(Beginning of RECORDS FOR THIS EXERCISE)

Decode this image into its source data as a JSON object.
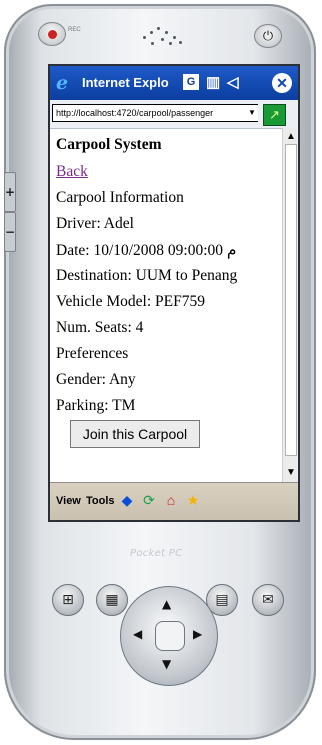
{
  "device": {
    "top_label": "REC",
    "brand_label": "Pocket PC",
    "side_keys": [
      "+",
      "−"
    ]
  },
  "browser": {
    "title": "Internet Explo",
    "address": "http://localhost:4720/carpool/passenger"
  },
  "page": {
    "site_title": "Carpool System",
    "back_link": "Back",
    "section_title": "Carpool Information",
    "driver": "Driver: Adel",
    "date": "Date: 10/10/2008 09:00:00 م",
    "destination": "Destination: UUM to Penang",
    "vehicle": "Vehicle Model: PEF759",
    "seats": "Num. Seats: 4",
    "preferences": "Preferences",
    "gender": "Gender: Any",
    "parking": "Parking: TM",
    "join_button": "Join this Carpool"
  },
  "menu": {
    "view": "View",
    "tools": "Tools"
  },
  "icons": {
    "ie": "ie-icon",
    "g": "G",
    "close": "✕",
    "signal": "signal-icon",
    "volume": "volume-icon",
    "go": "go-arrow-icon",
    "back": "back-icon",
    "refresh": "refresh-icon",
    "home": "home-icon",
    "favorites": "favorites-icon",
    "start": "windows-icon",
    "calendar": "calendar-icon",
    "contacts": "contacts-icon",
    "mail": "mail-icon"
  },
  "colors": {
    "titlebar": "#0b3e9f",
    "link_visited": "#7b2b8f",
    "menubar": "#d9d0c0"
  }
}
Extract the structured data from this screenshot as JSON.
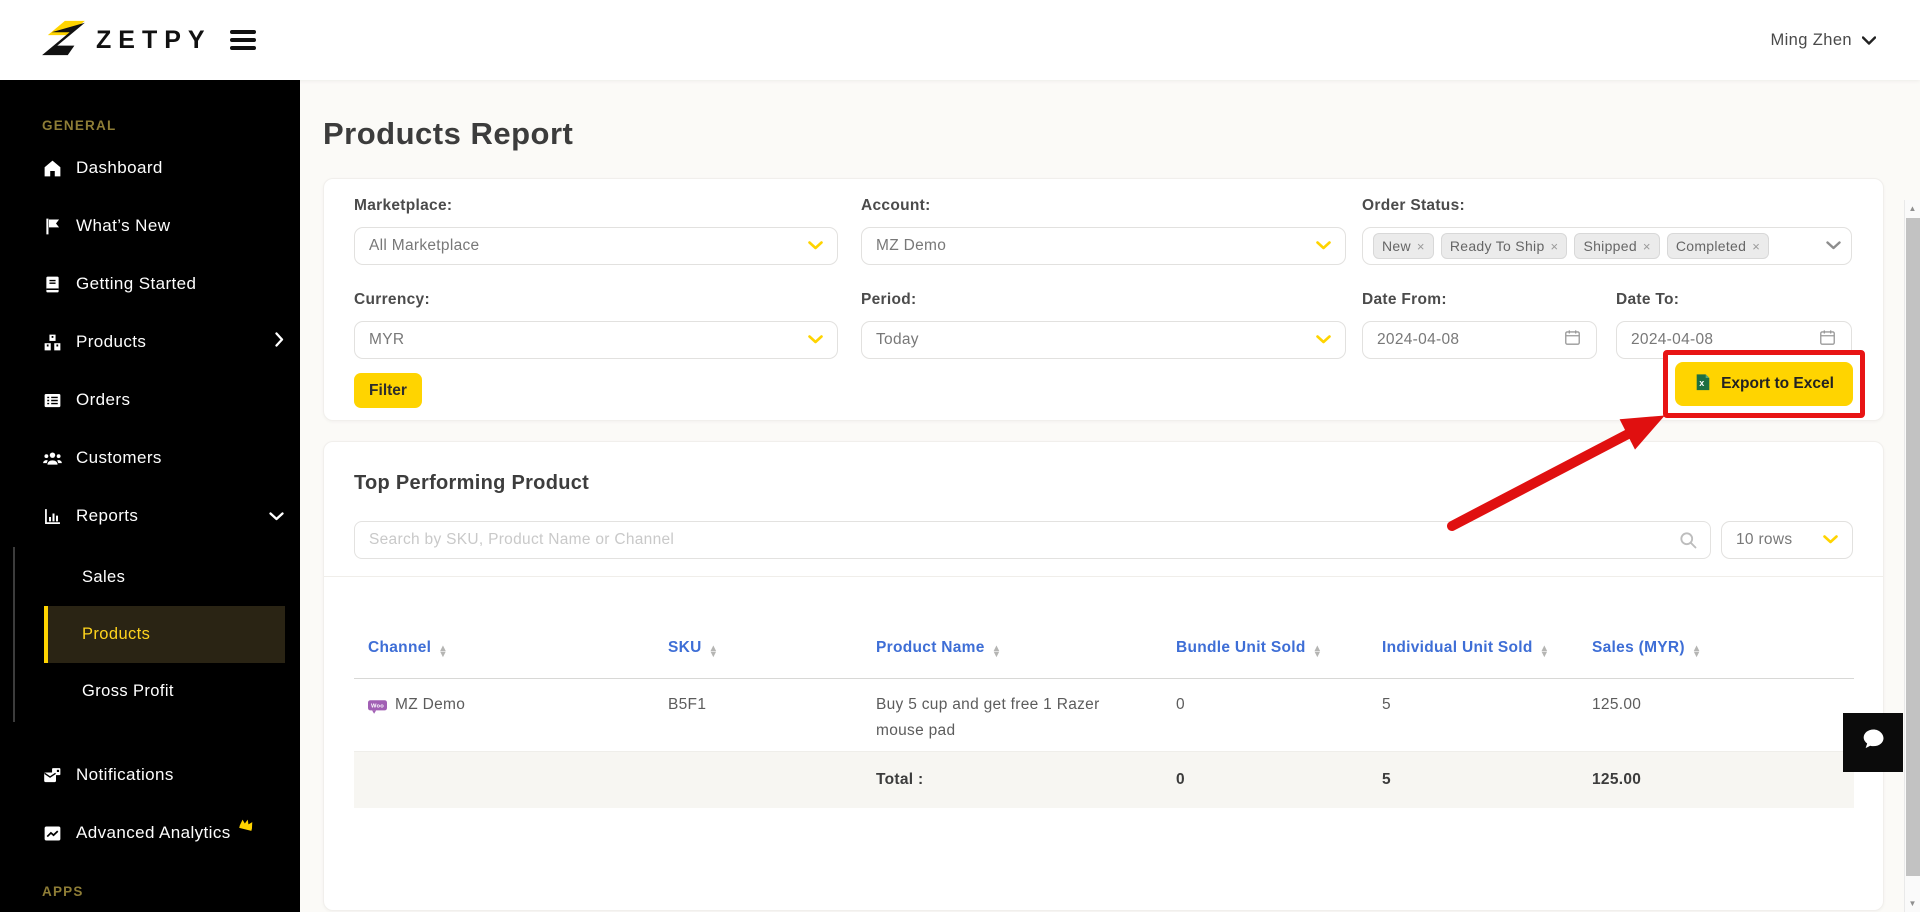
{
  "header": {
    "brand": "ZETPY",
    "user_name": "Ming Zhen"
  },
  "sidebar": {
    "section_general": "GENERAL",
    "section_apps": "APPS",
    "items": [
      {
        "label": "Dashboard",
        "icon": "home-icon"
      },
      {
        "label": "What’s New",
        "icon": "flag-icon"
      },
      {
        "label": "Getting Started",
        "icon": "book-icon"
      },
      {
        "label": "Products",
        "icon": "boxes-icon"
      },
      {
        "label": "Orders",
        "icon": "order-list-icon"
      },
      {
        "label": "Customers",
        "icon": "users-icon"
      },
      {
        "label": "Reports",
        "icon": "bar-chart-icon"
      },
      {
        "label": "Notifications",
        "icon": "mail-icon"
      },
      {
        "label": "Advanced Analytics",
        "icon": "line-chart-icon",
        "badge": "crown-icon"
      }
    ],
    "reports_submenu": [
      {
        "label": "Sales",
        "active": false
      },
      {
        "label": "Products",
        "active": true
      },
      {
        "label": "Gross Profit",
        "active": false
      }
    ]
  },
  "page": {
    "title": "Products Report"
  },
  "filters": {
    "marketplace": {
      "label": "Marketplace:",
      "value": "All Marketplace"
    },
    "account": {
      "label": "Account:",
      "value": "MZ Demo"
    },
    "order_status": {
      "label": "Order Status:",
      "tags": [
        "New",
        "Ready To Ship",
        "Shipped",
        "Completed"
      ],
      "remove": "×"
    },
    "currency": {
      "label": "Currency:",
      "value": "MYR"
    },
    "period": {
      "label": "Period:",
      "value": "Today"
    },
    "date_from": {
      "label": "Date From:",
      "value": "2024-04-08"
    },
    "date_to": {
      "label": "Date To:",
      "value": "2024-04-08"
    },
    "filter_button": "Filter",
    "export_button": "Export to Excel"
  },
  "table": {
    "title": "Top Performing Product",
    "search_placeholder": "Search by SKU, Product Name or Channel",
    "rows_selector": "10 rows",
    "columns": [
      "Channel",
      "SKU",
      "Product Name",
      "Bundle Unit Sold",
      "Individual Unit Sold",
      "Sales (MYR)"
    ],
    "rows": [
      {
        "channel": "MZ Demo",
        "channel_icon": "woocommerce-icon",
        "sku": "B5F1",
        "product_name": "Buy 5 cup and get free 1 Razer mouse pad",
        "bundle_unit_sold": "0",
        "individual_unit_sold": "5",
        "sales": "125.00"
      }
    ],
    "total": {
      "label": "Total :",
      "bundle_unit_sold": "0",
      "individual_unit_sold": "5",
      "sales": "125.00"
    }
  },
  "colors": {
    "accent": "#ffd400",
    "annotation_red": "#e81414",
    "table_header_blue": "#3e6ed6",
    "woocommerce_purple": "#7f54b3",
    "excel_green": "#1d6f42",
    "sidebar_bg": "#000000"
  }
}
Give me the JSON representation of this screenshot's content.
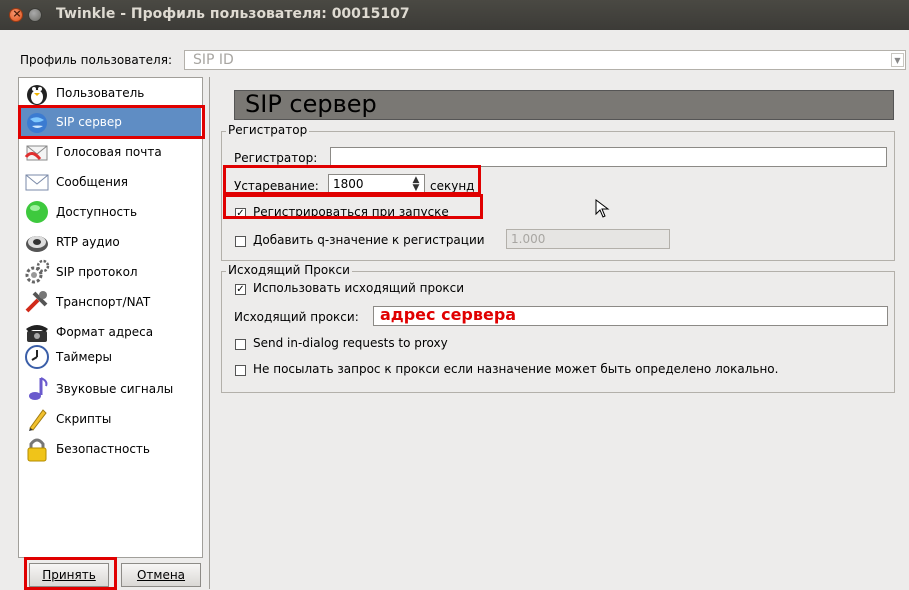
{
  "window": {
    "title": "Twinkle - Профиль пользователя: 00015107"
  },
  "profile": {
    "label": "Профиль пользователя:",
    "value": "SIP ID"
  },
  "sidebar": {
    "items": [
      {
        "label": "Пользователь",
        "icon": "penguin-icon"
      },
      {
        "label": "SIP сервер",
        "icon": "globe-icon",
        "selected": true
      },
      {
        "label": "Голосовая почта",
        "icon": "voicemail-icon"
      },
      {
        "label": "Сообщения",
        "icon": "envelope-icon"
      },
      {
        "label": "Доступность",
        "icon": "presence-icon"
      },
      {
        "label": "RTP аудио",
        "icon": "speaker-icon"
      },
      {
        "label": "SIP протокол",
        "icon": "gears-icon"
      },
      {
        "label": "Транспорт/NAT",
        "icon": "tools-icon"
      },
      {
        "label": "Формат адреса",
        "icon": "phone-icon"
      },
      {
        "label": "Таймеры",
        "icon": "clock-icon"
      },
      {
        "label": "Звуковые сигналы",
        "icon": "music-note-icon"
      },
      {
        "label": "Скрипты",
        "icon": "pen-icon"
      },
      {
        "label": "Безопастность",
        "icon": "lock-icon"
      }
    ]
  },
  "buttons": {
    "accept": "Принять",
    "cancel": "Отмена"
  },
  "main": {
    "header": "SIP сервер",
    "registrar_group": {
      "title": "Регистратор",
      "registrar_label": "Регистратор:",
      "registrar_value": "",
      "expiry_label": "Устаревание:",
      "expiry_value": "1800",
      "expiry_unit": "секунд",
      "register_at_startup_label": "Регистрироваться при запуске",
      "register_at_startup_checked": true,
      "add_q_label": "Добавить q-значение к регистрации",
      "add_q_checked": false,
      "q_value": "1.000"
    },
    "proxy_group": {
      "title": "Исходящий Прокси",
      "use_proxy_label": "Использовать исходящий прокси",
      "use_proxy_checked": true,
      "proxy_label": "Исходящий прокси:",
      "proxy_value": "адрес сервера",
      "in_dialog_label": "Send in-dialog requests to proxy",
      "in_dialog_checked": false,
      "no_proxy_local_label": "Не посылать запрос к прокси если назначение может быть определено локально.",
      "no_proxy_local_checked": false
    }
  },
  "colors": {
    "highlight": "#e00000",
    "selection": "#5f8dc4",
    "proxy_text": "#e00000"
  }
}
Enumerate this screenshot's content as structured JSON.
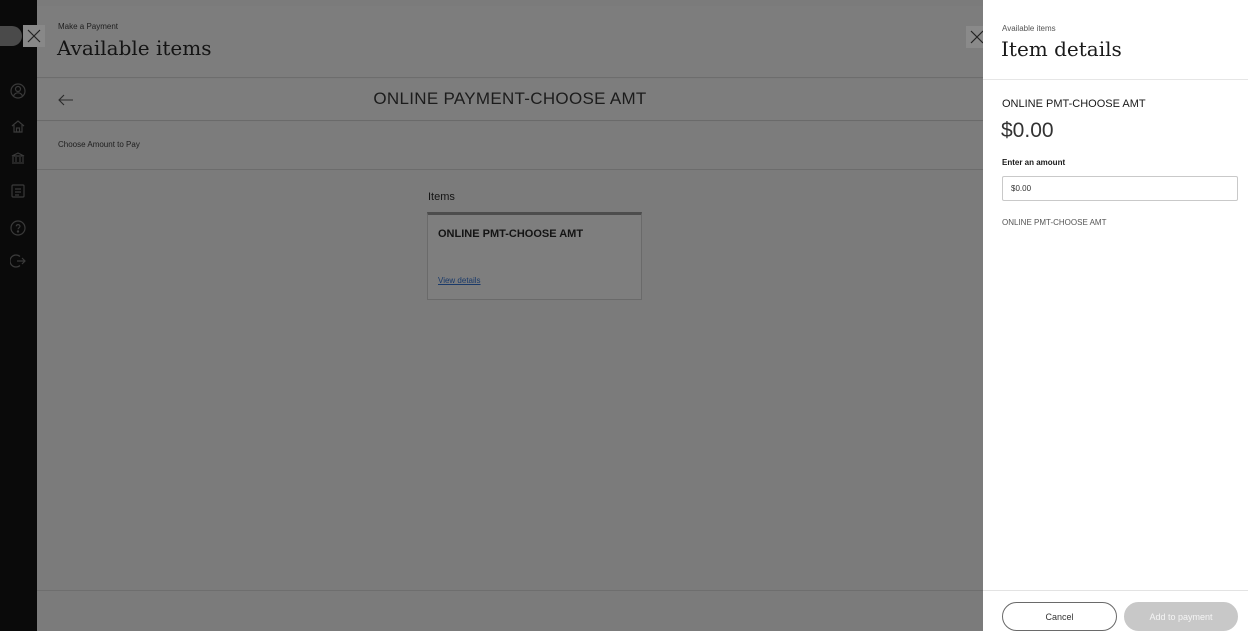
{
  "background_modal": {
    "eyebrow": "Make a Payment",
    "title": "Available items",
    "subheader_title": "ONLINE PAYMENT-CHOOSE AMT",
    "amount_label": "Choose Amount to Pay",
    "items_title": "Items",
    "item_card": {
      "name": "ONLINE PMT-CHOOSE AMT",
      "link": "View details"
    }
  },
  "nav": {
    "icons": [
      "user-circle-icon",
      "home-icon",
      "bank-icon",
      "bill-icon",
      "help-icon",
      "logout-icon"
    ]
  },
  "detail_panel": {
    "eyebrow": "Available items",
    "title": "Item details",
    "item_name": "ONLINE PMT-CHOOSE AMT",
    "price": "$0.00",
    "amount_label": "Enter an amount",
    "amount_value": "$0.00",
    "description": "ONLINE PMT-CHOOSE AMT",
    "cancel_label": "Cancel",
    "add_label": "Add to payment"
  },
  "colors": {
    "overlay": "#7b7b7b",
    "rail": "#0a0a0a",
    "panel": "#ffffff",
    "disabled_button": "#c8c8c8"
  }
}
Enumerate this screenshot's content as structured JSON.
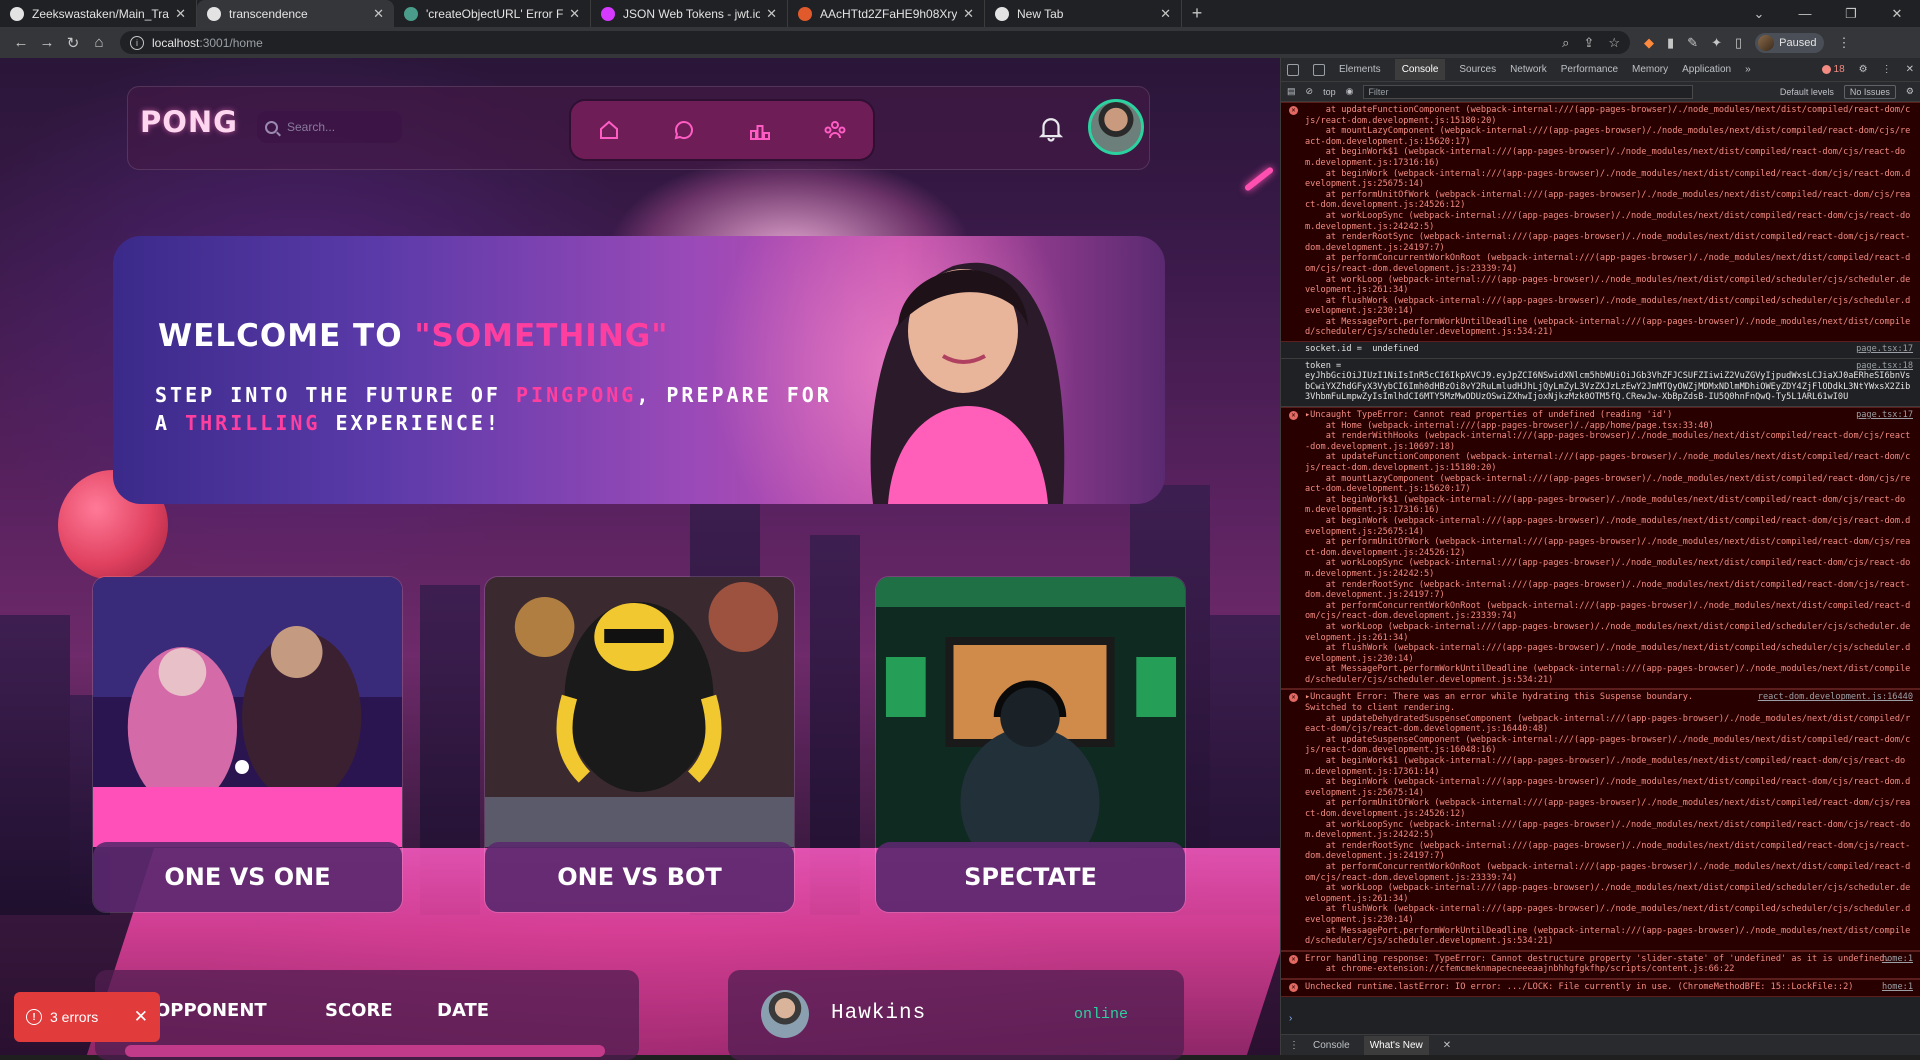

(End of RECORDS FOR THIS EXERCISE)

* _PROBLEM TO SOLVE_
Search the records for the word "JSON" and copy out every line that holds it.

* _REPLY TO THE EXERCISE_
Decode this image into its source data as a JSON object.
Extract the structured data from this screenshot as JSON.
Give me the JSON representation of this screenshot's content.
Enumerate this screenshot's content as structured JSON.
Enumerate this screenshot's content as structured JSON.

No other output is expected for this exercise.